The Violinist of Hameln, Super Nintendo

The Violinist of Hameln is a side-scrolling platform game developed by Daft and published in 1995 by Enix and is based on the Japanese manga series of the same name. The game was a Japan-only release, but a fan-made translation patch is available to play the game in English.

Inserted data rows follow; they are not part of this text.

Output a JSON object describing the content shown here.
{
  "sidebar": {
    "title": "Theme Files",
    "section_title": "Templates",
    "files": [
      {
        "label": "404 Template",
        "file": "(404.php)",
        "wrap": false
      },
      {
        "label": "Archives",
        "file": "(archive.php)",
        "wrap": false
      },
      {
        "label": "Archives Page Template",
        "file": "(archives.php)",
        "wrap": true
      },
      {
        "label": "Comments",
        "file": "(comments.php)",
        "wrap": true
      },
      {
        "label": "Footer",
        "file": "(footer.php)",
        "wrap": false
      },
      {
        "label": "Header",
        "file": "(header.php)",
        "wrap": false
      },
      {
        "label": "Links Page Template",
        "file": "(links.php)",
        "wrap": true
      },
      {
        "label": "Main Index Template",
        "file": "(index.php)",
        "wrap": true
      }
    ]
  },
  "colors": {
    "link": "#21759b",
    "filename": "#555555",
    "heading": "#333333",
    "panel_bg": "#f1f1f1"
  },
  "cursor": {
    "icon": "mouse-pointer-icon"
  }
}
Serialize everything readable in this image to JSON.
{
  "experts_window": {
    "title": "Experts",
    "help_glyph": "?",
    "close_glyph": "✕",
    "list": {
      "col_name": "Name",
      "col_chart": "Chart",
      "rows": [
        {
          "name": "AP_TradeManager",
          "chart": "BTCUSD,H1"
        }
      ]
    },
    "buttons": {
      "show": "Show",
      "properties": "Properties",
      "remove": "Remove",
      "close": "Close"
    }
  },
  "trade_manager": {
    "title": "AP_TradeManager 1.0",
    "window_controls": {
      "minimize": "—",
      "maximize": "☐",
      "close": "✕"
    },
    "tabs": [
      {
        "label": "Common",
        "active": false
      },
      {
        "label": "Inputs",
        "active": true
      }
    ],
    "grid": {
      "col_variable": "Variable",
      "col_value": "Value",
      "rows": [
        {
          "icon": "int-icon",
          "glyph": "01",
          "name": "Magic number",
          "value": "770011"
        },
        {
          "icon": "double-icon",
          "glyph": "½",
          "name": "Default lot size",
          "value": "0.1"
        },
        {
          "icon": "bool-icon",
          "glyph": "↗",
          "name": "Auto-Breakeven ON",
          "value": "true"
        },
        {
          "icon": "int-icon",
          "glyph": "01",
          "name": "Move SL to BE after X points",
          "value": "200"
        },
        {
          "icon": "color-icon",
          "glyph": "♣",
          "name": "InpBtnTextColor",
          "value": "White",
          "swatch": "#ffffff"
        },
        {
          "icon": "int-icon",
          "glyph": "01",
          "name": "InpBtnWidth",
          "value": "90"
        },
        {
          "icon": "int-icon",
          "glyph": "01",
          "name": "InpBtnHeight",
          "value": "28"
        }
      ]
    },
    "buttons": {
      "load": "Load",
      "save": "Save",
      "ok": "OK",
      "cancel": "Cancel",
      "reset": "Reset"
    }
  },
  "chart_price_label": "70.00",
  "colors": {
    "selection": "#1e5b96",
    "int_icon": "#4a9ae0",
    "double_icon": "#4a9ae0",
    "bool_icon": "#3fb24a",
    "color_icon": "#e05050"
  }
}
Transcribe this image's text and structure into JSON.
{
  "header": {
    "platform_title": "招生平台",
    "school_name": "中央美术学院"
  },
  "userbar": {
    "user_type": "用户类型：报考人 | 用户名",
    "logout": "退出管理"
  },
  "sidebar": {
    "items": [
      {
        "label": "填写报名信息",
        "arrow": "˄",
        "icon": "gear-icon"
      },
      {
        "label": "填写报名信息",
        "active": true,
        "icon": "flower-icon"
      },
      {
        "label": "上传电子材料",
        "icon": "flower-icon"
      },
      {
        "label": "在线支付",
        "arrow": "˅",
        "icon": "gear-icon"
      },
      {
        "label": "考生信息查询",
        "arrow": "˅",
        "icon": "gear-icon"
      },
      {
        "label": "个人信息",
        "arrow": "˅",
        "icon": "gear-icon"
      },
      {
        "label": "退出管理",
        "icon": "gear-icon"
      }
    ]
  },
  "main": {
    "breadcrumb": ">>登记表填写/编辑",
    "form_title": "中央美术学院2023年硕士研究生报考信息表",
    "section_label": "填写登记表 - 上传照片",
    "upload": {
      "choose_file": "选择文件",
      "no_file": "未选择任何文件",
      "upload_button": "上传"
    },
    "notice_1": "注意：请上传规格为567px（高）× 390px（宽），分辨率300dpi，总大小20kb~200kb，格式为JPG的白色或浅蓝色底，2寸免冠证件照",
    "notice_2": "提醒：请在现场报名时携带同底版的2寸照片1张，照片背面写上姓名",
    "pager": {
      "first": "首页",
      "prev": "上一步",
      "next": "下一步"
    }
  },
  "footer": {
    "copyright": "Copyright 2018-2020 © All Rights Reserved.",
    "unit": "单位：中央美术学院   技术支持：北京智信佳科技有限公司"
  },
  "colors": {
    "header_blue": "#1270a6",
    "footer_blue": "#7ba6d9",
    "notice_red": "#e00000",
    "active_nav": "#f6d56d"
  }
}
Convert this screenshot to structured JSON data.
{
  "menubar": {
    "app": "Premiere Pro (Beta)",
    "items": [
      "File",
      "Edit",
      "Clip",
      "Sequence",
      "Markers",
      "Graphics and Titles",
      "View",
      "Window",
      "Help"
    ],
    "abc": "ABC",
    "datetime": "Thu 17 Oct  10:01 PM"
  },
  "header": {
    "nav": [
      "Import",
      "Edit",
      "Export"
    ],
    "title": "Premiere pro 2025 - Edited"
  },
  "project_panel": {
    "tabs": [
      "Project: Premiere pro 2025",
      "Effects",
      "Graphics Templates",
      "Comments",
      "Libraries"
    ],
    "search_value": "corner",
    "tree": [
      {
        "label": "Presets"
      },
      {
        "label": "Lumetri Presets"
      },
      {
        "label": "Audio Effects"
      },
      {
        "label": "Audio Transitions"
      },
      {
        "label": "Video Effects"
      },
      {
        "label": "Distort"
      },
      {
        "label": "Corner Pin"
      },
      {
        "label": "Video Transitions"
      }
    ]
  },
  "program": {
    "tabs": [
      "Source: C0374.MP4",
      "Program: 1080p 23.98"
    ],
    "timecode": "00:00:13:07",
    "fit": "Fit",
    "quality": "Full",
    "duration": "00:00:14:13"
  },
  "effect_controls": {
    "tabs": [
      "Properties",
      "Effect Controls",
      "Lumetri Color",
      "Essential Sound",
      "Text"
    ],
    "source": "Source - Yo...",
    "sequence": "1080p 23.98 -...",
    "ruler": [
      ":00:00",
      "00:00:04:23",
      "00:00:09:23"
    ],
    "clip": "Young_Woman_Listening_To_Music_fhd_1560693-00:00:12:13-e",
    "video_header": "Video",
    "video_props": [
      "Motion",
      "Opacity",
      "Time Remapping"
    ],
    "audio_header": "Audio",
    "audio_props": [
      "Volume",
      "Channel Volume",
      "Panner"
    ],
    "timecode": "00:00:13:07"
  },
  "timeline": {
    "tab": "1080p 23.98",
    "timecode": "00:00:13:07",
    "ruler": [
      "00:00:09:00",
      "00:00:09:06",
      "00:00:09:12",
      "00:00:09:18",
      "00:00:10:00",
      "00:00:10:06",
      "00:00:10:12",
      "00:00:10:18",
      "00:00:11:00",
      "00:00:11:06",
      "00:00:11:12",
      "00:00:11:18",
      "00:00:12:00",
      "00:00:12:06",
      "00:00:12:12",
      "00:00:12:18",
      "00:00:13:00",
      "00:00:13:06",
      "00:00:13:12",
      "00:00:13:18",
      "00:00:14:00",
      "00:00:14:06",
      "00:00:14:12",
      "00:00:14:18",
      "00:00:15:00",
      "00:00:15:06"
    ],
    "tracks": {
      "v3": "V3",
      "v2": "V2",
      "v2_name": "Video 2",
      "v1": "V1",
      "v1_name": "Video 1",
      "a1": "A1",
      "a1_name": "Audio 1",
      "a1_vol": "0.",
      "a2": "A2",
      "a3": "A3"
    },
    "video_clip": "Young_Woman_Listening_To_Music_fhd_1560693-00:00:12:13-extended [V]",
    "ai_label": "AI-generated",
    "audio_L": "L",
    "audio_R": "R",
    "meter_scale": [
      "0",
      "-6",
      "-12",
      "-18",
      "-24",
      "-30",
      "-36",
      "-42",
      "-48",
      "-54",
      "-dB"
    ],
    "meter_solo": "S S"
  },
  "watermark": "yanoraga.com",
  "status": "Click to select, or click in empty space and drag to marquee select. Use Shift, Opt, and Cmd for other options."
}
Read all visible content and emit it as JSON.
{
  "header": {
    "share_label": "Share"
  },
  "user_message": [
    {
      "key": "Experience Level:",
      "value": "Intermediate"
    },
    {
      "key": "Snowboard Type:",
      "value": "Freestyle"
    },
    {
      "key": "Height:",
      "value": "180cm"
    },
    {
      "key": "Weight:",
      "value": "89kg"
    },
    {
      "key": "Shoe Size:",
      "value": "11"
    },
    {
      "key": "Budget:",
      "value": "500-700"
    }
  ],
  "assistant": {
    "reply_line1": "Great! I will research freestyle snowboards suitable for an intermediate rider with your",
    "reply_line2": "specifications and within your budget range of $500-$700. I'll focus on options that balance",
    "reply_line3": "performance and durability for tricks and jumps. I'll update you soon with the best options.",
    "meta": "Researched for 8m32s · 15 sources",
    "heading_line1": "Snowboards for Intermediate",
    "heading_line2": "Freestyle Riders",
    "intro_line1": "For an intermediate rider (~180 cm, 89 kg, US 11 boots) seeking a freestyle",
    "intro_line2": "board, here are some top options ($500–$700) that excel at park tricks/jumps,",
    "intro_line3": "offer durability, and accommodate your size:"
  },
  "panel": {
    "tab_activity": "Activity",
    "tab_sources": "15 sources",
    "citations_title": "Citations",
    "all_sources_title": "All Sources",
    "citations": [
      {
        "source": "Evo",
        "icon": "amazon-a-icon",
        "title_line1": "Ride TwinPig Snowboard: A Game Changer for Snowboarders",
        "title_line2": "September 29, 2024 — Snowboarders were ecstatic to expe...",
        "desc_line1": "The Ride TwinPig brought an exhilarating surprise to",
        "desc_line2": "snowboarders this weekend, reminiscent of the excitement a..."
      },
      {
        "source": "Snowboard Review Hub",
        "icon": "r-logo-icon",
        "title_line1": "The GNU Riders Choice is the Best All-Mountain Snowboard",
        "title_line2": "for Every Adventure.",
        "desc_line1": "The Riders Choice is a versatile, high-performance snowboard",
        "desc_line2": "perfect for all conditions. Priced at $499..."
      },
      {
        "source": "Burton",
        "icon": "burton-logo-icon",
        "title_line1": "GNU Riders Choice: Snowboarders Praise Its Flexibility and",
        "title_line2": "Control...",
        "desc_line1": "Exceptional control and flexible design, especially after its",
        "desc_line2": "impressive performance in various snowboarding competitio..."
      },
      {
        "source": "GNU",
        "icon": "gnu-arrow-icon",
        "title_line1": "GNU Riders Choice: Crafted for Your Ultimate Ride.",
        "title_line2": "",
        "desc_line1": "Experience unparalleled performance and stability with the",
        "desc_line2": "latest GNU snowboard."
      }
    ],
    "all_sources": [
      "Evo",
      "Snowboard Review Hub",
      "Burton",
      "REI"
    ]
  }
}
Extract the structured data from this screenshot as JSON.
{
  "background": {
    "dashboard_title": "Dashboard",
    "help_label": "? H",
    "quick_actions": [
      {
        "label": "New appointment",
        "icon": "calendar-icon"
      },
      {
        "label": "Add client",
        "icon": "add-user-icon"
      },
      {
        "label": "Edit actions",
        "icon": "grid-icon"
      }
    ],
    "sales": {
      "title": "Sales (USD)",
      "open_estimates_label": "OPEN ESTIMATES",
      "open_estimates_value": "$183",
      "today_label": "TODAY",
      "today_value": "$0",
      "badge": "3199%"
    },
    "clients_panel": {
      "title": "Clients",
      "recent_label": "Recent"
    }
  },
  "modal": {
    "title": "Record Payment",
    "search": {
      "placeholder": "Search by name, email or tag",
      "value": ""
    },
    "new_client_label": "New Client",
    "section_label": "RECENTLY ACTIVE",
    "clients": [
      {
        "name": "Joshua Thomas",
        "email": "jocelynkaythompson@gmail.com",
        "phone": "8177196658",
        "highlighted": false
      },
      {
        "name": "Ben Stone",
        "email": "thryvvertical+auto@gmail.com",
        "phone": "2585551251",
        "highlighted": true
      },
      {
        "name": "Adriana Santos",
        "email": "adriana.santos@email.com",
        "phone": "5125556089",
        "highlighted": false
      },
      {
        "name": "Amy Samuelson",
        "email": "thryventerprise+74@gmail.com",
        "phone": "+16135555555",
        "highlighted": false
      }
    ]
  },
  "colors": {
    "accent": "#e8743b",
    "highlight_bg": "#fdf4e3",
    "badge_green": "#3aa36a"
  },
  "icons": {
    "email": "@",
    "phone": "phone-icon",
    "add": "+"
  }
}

Like in the manga, each chapter is referred to as a movement, and the world in which the story takes place is a ‘Steampunk’ universe consisting of a mixture of technological advancements and medieval architecture. You control a young Lord, called Hamel, who attacks enemies by playing his violin at them… Which doesn’t sound too intimidating, but it’s original at least. He also has a female sidekick called Flute who he can pick up and throw at obstacles and enemies, and you can also collect outfits and dress her in a variety of costumes that change her form and behaviour. In fact, this outfit-switching feature is a key part of the gameplay and understanding it is necessary to complete most levels. You press Start, then choose an outfit, and Flute will change automatically.

Each movement contains a variety of stages, bonus stages, and a boss battle, and in-between these you return to a village where you can rest to recover lost health and also buy useful items from a shop.

Like the manga, The Violinist of Hameln is full of off-the-wall humour, colourful visuals and bizarre situations. The graphics and music are excellent and the gameplay is challenging and absorbing, with lots of nice details (like being able to catch cannonballs and throw them back at enemies) that make playing it fun.

The Violinist of Hameln is a game that’s not well-known in the West but is well worth playing today – if you can find a copy.

More: The Violinist of Hameln on Wikipedia

Leave a Reply

Fill in your details below or click an icon to log in: Logo

You are commenting using your account. Log Out /  Change )

Twitter picture

You are commenting using your Twitter account. Log Out /  Change )

Facebook photo

You are commenting using your Facebook account. Log Out /  Change )

Connecting to %s

This site uses Akismet to reduce spam. Learn how your comment data is processed.